While Israel and the U.S. work to keep Iran from ever gaining nuclear capabilities, what would happen if it did? Writing at the Algemeiner, nuclear weapons expert and former chair of the IDF’s Nuclear Forum Dr. Ori Nissim Levy discusses preparations for the day that the Islamic Republic goes nuclear:
Tags: Algemeiner Iran Israel Nuclear Weapons Ori Nissim Levy
There is much discussion around the world about how to prevent Iran from obtaining nuclear weapons. But few if any international bodies deal with the question of how to prepare for the day Iran achieves such capabilities, if that day has not already arrived.
The geopolitical struggle in the Middle East between Iran (either directly or via proxy) and its regional rivals is a battle for supremacy, not a battle for destruction. The mullahs’ desire for a nuclear program does not revolve around the potential destruction of Israel, though one might reasonably conclude otherwise from their public statements. Their central object is, rather, to render the regime immune to external attack as it pursues its dogged quest for regional hegemony and spreads Tehran’s Islamist message across the world.
With that said, there is no question but that Israel must prepare itself for the prospect of a nuclear Iran. Israel has outstanding technological abilities, is an innovator in high-tech military and civilian industries, and has — through its long history of coping with military threat — excellent military capabilities and a fundamental understanding of security needs. Israel is thus able to be a world leader in nuclear defense preparedness…

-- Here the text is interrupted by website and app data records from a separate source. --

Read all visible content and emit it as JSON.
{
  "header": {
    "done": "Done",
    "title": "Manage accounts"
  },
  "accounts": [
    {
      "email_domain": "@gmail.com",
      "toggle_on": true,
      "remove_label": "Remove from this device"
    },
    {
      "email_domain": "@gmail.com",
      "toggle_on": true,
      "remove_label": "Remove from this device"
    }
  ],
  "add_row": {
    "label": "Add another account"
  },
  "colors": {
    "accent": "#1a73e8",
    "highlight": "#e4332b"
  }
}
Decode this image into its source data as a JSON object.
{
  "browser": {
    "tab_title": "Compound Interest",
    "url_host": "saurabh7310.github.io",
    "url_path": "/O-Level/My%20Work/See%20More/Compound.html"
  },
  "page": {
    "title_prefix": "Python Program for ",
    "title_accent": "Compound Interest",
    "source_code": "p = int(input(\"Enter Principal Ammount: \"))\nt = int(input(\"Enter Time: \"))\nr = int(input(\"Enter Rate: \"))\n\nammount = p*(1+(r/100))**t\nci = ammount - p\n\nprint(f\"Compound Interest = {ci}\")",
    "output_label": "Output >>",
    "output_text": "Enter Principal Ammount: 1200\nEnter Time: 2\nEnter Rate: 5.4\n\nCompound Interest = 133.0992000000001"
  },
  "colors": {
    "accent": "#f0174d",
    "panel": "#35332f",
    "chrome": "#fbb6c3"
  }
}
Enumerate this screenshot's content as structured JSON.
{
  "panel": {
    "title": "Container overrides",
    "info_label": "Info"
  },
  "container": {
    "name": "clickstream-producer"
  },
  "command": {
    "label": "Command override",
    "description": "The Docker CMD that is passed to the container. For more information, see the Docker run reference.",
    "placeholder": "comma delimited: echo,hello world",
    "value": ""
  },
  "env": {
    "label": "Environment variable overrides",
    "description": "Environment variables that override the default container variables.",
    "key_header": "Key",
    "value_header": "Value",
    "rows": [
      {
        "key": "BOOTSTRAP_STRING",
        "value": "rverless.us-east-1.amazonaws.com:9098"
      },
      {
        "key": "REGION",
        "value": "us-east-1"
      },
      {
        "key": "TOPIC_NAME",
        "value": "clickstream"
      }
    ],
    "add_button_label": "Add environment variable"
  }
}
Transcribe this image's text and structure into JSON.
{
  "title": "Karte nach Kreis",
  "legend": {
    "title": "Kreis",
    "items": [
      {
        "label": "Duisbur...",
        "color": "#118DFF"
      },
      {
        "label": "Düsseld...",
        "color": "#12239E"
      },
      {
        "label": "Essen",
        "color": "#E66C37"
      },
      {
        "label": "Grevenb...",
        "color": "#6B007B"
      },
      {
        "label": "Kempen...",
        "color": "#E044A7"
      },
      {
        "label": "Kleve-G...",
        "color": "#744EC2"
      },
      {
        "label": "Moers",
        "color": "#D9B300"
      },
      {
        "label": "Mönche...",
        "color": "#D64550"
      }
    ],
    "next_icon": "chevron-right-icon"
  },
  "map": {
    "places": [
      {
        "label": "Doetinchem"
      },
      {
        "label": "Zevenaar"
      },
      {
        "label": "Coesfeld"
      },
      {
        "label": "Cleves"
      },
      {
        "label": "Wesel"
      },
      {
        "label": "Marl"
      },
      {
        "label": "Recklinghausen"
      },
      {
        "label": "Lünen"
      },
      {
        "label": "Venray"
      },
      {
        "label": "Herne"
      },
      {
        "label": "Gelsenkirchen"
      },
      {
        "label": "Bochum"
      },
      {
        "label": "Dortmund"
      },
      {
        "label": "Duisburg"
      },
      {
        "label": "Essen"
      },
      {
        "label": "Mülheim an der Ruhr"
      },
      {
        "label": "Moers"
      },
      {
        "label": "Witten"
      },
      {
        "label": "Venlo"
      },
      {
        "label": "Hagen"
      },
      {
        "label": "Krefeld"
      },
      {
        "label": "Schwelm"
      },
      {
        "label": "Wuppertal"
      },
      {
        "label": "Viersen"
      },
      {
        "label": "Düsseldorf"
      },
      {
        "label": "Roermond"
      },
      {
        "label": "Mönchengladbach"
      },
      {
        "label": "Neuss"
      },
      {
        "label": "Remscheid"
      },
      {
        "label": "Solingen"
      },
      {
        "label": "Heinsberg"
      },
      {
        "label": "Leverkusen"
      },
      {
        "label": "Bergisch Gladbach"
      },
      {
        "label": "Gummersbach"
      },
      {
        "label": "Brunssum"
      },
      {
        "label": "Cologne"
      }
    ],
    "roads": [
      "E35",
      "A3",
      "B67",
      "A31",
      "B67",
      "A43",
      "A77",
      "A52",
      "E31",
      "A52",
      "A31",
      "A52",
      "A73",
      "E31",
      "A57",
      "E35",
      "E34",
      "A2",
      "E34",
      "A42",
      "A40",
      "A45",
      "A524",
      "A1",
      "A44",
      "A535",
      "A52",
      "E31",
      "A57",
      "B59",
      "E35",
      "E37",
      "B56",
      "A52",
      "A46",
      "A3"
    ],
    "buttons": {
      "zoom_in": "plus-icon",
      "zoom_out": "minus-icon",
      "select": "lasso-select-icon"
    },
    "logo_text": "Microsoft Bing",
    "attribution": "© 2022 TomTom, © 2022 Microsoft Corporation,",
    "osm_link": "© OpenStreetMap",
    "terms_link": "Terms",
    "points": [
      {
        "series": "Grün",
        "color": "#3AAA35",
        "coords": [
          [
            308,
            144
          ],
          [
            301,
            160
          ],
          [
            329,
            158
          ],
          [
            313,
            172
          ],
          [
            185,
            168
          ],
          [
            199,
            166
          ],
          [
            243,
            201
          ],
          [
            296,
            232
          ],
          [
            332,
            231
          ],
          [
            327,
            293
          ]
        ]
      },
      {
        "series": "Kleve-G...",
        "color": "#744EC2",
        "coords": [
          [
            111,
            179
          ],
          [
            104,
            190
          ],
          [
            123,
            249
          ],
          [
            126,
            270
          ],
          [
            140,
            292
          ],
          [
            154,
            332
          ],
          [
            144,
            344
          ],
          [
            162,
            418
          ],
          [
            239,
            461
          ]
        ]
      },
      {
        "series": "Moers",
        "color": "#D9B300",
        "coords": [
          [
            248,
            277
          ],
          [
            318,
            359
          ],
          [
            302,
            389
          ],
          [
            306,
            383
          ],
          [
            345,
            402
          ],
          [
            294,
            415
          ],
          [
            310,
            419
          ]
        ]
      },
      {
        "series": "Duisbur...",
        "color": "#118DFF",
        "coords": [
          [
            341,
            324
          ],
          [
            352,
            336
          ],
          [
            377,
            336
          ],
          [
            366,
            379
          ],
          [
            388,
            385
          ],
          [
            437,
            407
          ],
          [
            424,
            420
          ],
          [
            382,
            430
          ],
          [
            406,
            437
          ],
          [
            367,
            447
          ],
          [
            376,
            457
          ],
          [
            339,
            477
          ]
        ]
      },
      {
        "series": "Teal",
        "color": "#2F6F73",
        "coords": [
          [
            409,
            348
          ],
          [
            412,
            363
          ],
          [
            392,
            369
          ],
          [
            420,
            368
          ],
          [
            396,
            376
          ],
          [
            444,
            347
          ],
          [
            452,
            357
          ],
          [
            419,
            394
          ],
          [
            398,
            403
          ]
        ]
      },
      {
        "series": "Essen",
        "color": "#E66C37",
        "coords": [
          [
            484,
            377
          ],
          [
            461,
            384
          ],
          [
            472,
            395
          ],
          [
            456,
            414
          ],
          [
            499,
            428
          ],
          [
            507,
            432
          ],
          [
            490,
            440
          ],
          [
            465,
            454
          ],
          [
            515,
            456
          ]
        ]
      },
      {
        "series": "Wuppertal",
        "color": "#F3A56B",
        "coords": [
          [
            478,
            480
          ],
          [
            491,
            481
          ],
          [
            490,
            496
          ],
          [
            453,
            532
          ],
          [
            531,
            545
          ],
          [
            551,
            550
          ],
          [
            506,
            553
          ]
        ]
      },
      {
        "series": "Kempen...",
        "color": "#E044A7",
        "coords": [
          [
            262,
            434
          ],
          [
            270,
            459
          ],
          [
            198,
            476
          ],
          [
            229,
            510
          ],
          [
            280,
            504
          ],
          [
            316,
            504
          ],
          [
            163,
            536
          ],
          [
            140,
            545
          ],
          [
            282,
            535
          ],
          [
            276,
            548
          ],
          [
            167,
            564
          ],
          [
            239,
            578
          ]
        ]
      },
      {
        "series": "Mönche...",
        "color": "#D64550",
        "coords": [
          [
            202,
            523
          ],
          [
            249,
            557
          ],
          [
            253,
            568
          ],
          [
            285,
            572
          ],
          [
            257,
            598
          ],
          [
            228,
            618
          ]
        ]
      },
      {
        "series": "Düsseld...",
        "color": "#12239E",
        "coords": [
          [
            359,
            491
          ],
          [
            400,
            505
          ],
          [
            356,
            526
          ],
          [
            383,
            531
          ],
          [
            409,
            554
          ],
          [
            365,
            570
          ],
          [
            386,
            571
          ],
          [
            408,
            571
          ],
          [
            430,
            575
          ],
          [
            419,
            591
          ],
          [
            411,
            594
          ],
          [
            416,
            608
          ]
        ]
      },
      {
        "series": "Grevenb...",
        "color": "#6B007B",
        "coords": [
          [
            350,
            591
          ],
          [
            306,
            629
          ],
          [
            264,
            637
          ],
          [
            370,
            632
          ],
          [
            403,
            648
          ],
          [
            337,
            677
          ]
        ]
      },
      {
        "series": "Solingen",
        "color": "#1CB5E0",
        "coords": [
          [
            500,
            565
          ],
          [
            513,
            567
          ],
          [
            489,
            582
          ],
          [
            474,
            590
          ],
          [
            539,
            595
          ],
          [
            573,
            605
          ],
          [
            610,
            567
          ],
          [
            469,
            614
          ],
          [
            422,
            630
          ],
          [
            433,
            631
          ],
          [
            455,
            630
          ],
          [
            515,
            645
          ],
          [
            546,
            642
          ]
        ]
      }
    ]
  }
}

First things first. A realistically sized nuclear bomb detonated in a central Israeli city would not be the end of the world, and would not lead to a post-apocalyptic future. Though it would be a painful blow and would likely cause tens of thousands of casualties, according to experts, it is possible that “only” 1,000 civilians would be killed. The parameters affecting the number of casualties would include whether the attack occurred during the day or night, the specific hour, whether it took place during a weekend, what the weather was like, and so on.
A calculation by Dr. Yehoshua Sokol, chairman of the Academic Forum for Nuclear Awareness (AFNA), argues that if 80 atom bombs (!) were to land in Israel, less than 10 percent of the population would be injured and “only” 300,000 people would die. The number of casualties would not increase in line with the number of bombs.
What this means is that a nuclear strike scenario is not an endgame military maneuver. Many of us think in terms of the dramatic pictures of Hiroshima and Nagasaki after nuclear attack — images of charred lands going on for miles. These images do not apply to today’s cities. Japanese cities in 1945 were crowded urban landscapes consisting of one- or two-story wood and paper houses. Those structures were consumed by fire generated by the heat of the explosions. The vast majority of casualties resulted from the enormous fires that raged across the cities for days on end and from flying debris from the fragile wooden homes that maimed the unprotected.
Today’s cities are very different, particularly in Israel…